- Cardiovascular fitness: Cardiovascular exercise and implementation of pacing strategies can assist with symptoms of fatigue and lethargy. Your body responds to the cardiovascular stimulus by creating adaptations that, over time make the exercise easier to complete. This increase in fitness also helps to prevent cardiovascular diseases and other co-morbidities, as well as allow you to achieve more throughout the day.
- Balance: 50-60% of people living with MS will have one or more falls within the year, with balance impairing 75% of these individuals. Fear of falling and potentially hurting oneself can restrict participation in many activities- both social and personal. Including balance exercises into your routine can help to prevent falls and subsequent injuries.
What Type of Exercise is Recommended?It’s always best to start small and find a regular exercise routine that is sustainable for life. Slowly build up to the recommendations at a pace that does not leave you too fatigued to complete your activities of daily living. Here are some exercise recommendations:
- 30 minutes of moderate-intensity aerobic activity (2 days per week)
- Strength training for major muscle groups (2 days per week)
- Include balance and mobility exercises most days of the week.
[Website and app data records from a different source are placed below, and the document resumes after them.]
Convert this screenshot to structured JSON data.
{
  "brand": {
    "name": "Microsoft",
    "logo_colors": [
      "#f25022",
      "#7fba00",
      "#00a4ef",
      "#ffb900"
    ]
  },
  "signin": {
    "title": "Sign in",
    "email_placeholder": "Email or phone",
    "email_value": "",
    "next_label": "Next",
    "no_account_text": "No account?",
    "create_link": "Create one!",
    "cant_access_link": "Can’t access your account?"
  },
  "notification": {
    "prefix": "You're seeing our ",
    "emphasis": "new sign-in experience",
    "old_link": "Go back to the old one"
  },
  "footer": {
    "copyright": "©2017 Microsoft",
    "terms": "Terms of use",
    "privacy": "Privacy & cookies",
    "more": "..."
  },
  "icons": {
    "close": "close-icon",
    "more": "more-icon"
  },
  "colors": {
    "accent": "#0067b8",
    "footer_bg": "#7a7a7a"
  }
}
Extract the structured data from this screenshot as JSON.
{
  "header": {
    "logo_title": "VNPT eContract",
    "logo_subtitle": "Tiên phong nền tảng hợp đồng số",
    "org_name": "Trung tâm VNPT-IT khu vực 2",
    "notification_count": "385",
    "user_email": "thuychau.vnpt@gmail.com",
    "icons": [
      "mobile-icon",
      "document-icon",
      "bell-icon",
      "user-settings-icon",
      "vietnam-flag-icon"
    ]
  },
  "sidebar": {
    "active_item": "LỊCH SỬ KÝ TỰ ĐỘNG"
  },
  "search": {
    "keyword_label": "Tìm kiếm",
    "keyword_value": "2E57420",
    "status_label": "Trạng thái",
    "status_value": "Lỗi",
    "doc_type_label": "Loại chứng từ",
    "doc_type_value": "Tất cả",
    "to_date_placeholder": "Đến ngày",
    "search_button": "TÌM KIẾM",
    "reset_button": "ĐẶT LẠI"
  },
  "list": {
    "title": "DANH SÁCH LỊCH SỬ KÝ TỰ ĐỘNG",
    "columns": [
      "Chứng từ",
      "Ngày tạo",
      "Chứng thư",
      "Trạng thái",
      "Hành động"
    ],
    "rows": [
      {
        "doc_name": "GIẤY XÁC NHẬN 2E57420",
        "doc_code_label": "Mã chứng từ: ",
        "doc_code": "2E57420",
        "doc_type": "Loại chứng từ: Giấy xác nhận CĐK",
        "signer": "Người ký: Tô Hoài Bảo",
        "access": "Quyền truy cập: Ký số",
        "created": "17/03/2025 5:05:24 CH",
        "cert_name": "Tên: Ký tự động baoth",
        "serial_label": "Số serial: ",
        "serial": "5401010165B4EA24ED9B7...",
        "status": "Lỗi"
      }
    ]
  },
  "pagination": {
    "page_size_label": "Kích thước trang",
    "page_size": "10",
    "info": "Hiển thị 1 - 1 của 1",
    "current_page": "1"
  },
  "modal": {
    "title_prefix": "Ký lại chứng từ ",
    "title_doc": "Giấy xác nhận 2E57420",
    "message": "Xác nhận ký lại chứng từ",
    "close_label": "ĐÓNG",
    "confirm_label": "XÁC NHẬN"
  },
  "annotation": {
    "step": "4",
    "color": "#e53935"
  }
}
Who Can Help Me?Finding the right support is important if you feel like exercise is too challenging or daunting. An Accredited Exercise Physiologist will be able to get you exercising and moving at a safe and appropriate level. They will also educate and guide you on independent management of your condition, so that you can become empowered and self-reliant when the time is right. If you’re in North Sydney, visit us today or ask your GP about Exercise Physiology in your Multiple Sclerosis management plan to start maximising the benefits of exercise for your MS management plan. Resources: